In this photo-rich debut memoir, an urban planner recalls bicycling through Southeast Asia, his camera in tow.
Daly had been to Vietnam before, way back in the 1960s as a diver directing “explosive ordnance disposal work” for the U.S. military. But the journey he chronicles here is a much different, far happier one. From November 2013 to January 2014, Daly cycled from Ho Chi Minh City (formerly Saigon) north through Cambodia, east through Thailand and Laos, then south to Ho Chi Minh City again, hewing to the long Vietnamese coastline. Though he saw many of the same places he saw in different circumstances 40 years ago, little was familiar. Vietnam “embraced consumerism and market capitalism,” women on the street wore skirts instead of black pajamas, cheap consumer goods were hawked at every corner, and in a city like Danang, “nothing was recognizable apart from misty, foggy views of Marble Mountain, the harbor and the Han River.” Eschewing the daily journal format, Daly organizes his book like a long, in-depth, and personalized travel encyclopedia. Separate sections walk readers through guesthouses where he stayed and the state of their facilities, how to avoid dishonest touts and fixers “smooth and slippery as an overripe mango,” and what to eat and what not to eat—“Cook it or peel it; if in doubt, boil it,” a friend wisely cautioned. Color photographs accompany the text, mostly Daly’s own colorful snaps but also maps and a handful of professional landscape shots. The photos are generally excellent, not professionally framed but, perhaps because of their casual quality, convincingly true to life. Readers are offered glimpses of riverboat vendors, idle boys killing time between jobs, the furious colors of a Hanoi street scene, the stillness of a large white Buddha. Daly is a competent, often eloquent writer, as when he describes an evening walk through Ho Chi Minh City, smelling the “huge array of orchid varieties; the fresh-cut aroma of tropical hardwoods; smoky haze wafting through the streets and alleys as charcoal fires were lit at dusk.” A few readers might be inspired to retrace his path.
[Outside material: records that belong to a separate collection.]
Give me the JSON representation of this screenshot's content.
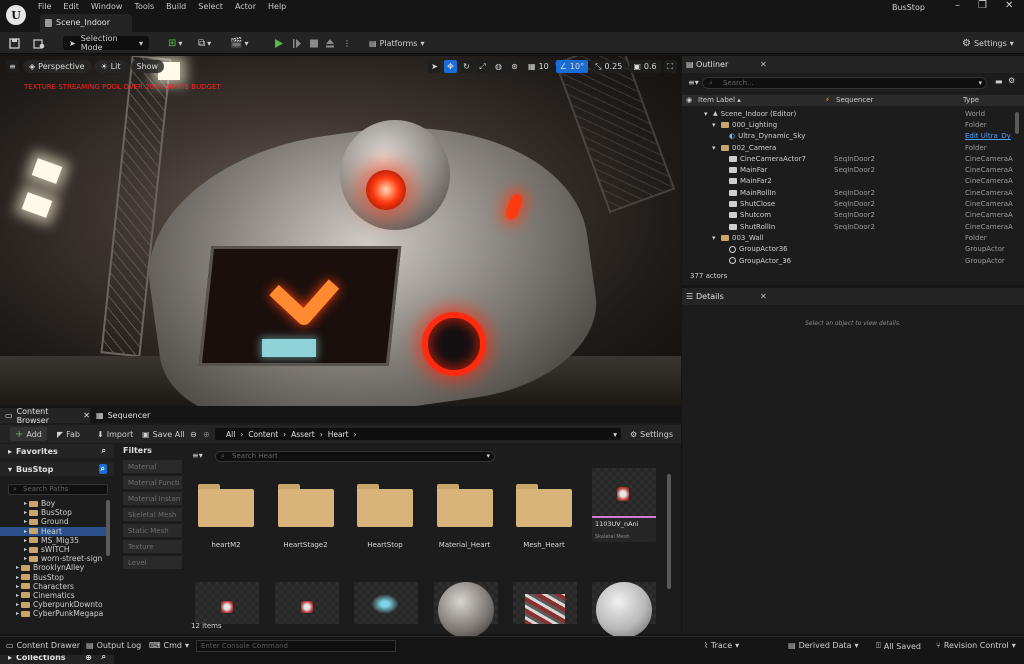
{
  "menu": [
    "File",
    "Edit",
    "Window",
    "Tools",
    "Build",
    "Select",
    "Actor",
    "Help"
  ],
  "document_tab": "Scene_Indoor",
  "project_name": "BusStop",
  "window_controls": [
    "–",
    "❐",
    "✕"
  ],
  "toolbar": {
    "selection_mode": "Selection Mode",
    "platforms": "Platforms",
    "settings": "Settings"
  },
  "viewport": {
    "perspective": "Perspective",
    "lit": "Lit",
    "show": "Show",
    "grid_snap": "10",
    "rotation_snap": "10°",
    "scale_snap": "0.25",
    "camera_speed": "0.6",
    "warning": "TEXTURE STREAMING POOL OVER 2048.34 MiB BUDGET"
  },
  "outliner": {
    "tab": "Outliner",
    "search_placeholder": "Search...",
    "columns": {
      "label": "Item Label ▴",
      "sequencer": "Sequencer",
      "type": "Type"
    },
    "rows": [
      {
        "indent": 0,
        "icon": "level",
        "label": "Scene_Indoor (Editor)",
        "seq": "",
        "type": "World",
        "link": false
      },
      {
        "indent": 1,
        "icon": "folder",
        "label": "000_Lighting",
        "seq": "",
        "type": "Folder",
        "link": false
      },
      {
        "indent": 2,
        "icon": "actor",
        "label": "Ultra_Dynamic_Sky",
        "seq": "",
        "type": "Edit Ultra_Dy",
        "link": true
      },
      {
        "indent": 1,
        "icon": "folder",
        "label": "002_Camera",
        "seq": "",
        "type": "Folder",
        "link": false
      },
      {
        "indent": 2,
        "icon": "camera",
        "label": "CineCameraActor7",
        "seq": "SeqInDoor2",
        "type": "CineCameraA",
        "link": false
      },
      {
        "indent": 2,
        "icon": "camera",
        "label": "MainFar",
        "seq": "SeqInDoor2",
        "type": "CineCameraA",
        "link": false
      },
      {
        "indent": 2,
        "icon": "camera",
        "label": "MainFar2",
        "seq": "",
        "type": "CineCameraA",
        "link": false
      },
      {
        "indent": 2,
        "icon": "camera",
        "label": "MainRollIn",
        "seq": "SeqInDoor2",
        "type": "CineCameraA",
        "link": false
      },
      {
        "indent": 2,
        "icon": "camera",
        "label": "ShutClose",
        "seq": "SeqInDoor2",
        "type": "CineCameraA",
        "link": false
      },
      {
        "indent": 2,
        "icon": "camera",
        "label": "Shutcom",
        "seq": "SeqInDoor2",
        "type": "CineCameraA",
        "link": false
      },
      {
        "indent": 2,
        "icon": "camera",
        "label": "ShutRollIn",
        "seq": "SeqInDoor2",
        "type": "CineCameraA",
        "link": false
      },
      {
        "indent": 1,
        "icon": "folder",
        "label": "003_Wall",
        "seq": "",
        "type": "Folder",
        "link": false
      },
      {
        "indent": 2,
        "icon": "group",
        "label": "GroupActor36",
        "seq": "",
        "type": "GroupActor",
        "link": false
      },
      {
        "indent": 2,
        "icon": "group",
        "label": "GroupActor_36",
        "seq": "",
        "type": "GroupActor",
        "link": false
      }
    ],
    "count": "377 actors"
  },
  "details": {
    "tab": "Details",
    "empty_message": "Select an object to view details."
  },
  "content_browser": {
    "tab": "Content Browser",
    "sequencer_tab": "Sequencer",
    "add": "Add",
    "fab": "Fab",
    "import": "Import",
    "save_all": "Save All",
    "settings": "Settings",
    "breadcrumb": [
      "All",
      "Content",
      "Assert",
      "Heart"
    ],
    "favorites": "Favorites",
    "project": "BusStop",
    "search_paths_placeholder": "Search Paths",
    "tree": [
      {
        "label": "Boy",
        "indent": 1,
        "selected": false
      },
      {
        "label": "BusStop",
        "indent": 1,
        "selected": false
      },
      {
        "label": "Ground",
        "indent": 1,
        "selected": false
      },
      {
        "label": "Heart",
        "indent": 1,
        "selected": true
      },
      {
        "label": "MS_Mig35",
        "indent": 1,
        "selected": false
      },
      {
        "label": "sWITCH",
        "indent": 1,
        "selected": false
      },
      {
        "label": "worn-street-sign",
        "indent": 1,
        "selected": false
      },
      {
        "label": "BrooklynAlley",
        "indent": 0,
        "selected": false
      },
      {
        "label": "BusStop",
        "indent": 0,
        "selected": false
      },
      {
        "label": "Characters",
        "indent": 0,
        "selected": false
      },
      {
        "label": "Cinematics",
        "indent": 0,
        "selected": false
      },
      {
        "label": "CyberpunkDownto",
        "indent": 0,
        "selected": false
      },
      {
        "label": "CyberPunkMegapa",
        "indent": 0,
        "selected": false
      }
    ],
    "collections": "Collections",
    "filters_title": "Filters",
    "filters": [
      "Material",
      "Material Functi",
      "Material Instan",
      "Skeletal Mesh",
      "Static Mesh",
      "Texture",
      "Level"
    ],
    "asset_search_placeholder": "Search Heart",
    "folders": [
      "heartM2",
      "HeartStage2",
      "HeartStop",
      "Material_Heart",
      "Mesh_Heart"
    ],
    "asset_skeletal": {
      "name": "1103UV_nAni",
      "type": "Skeletal Mesh"
    },
    "item_count": "12 items"
  },
  "statusbar": {
    "content_drawer": "Content Drawer",
    "output_log": "Output Log",
    "cmd": "Cmd",
    "console_placeholder": "Enter Console Command",
    "trace": "Trace",
    "derived_data": "Derived Data",
    "all_saved": "All Saved",
    "revision_control": "Revision Control"
  },
  "colors": {
    "accent": "#1b6dd6",
    "warning": "#ff2020",
    "folder": "#d8b47a",
    "link": "#4ea3ff",
    "play": "#57b84d"
  }
}
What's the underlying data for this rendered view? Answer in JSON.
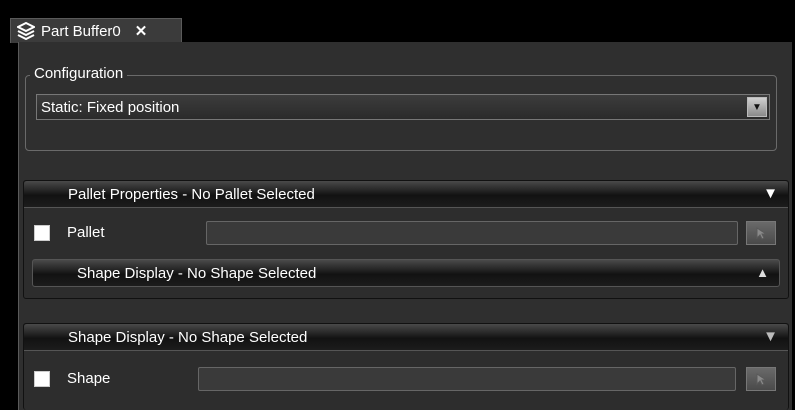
{
  "tab": {
    "title": "Part Buffer0",
    "close_glyph": "✕",
    "icon": "layers-icon"
  },
  "configuration": {
    "legend": "Configuration",
    "selected": "Static: Fixed position",
    "dropdown_glyph": "▼"
  },
  "pallet_section": {
    "header": "Pallet Properties - No Pallet Selected",
    "chevron": "▼",
    "checkbox_label": "Pallet",
    "field_value": "",
    "shape_display": {
      "header": "Shape Display - No Shape Selected",
      "chevron": "▲"
    }
  },
  "shape_section": {
    "header": "Shape Display - No Shape Selected",
    "chevron": "▼",
    "checkbox_label": "Shape",
    "field_value": ""
  },
  "colors": {
    "background": "#2f2f2f",
    "header_dark": "#121212",
    "text": "#ffffff"
  }
}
A useful, attractive travel guide and memoir recommended for anyone curious about Southeast Asia.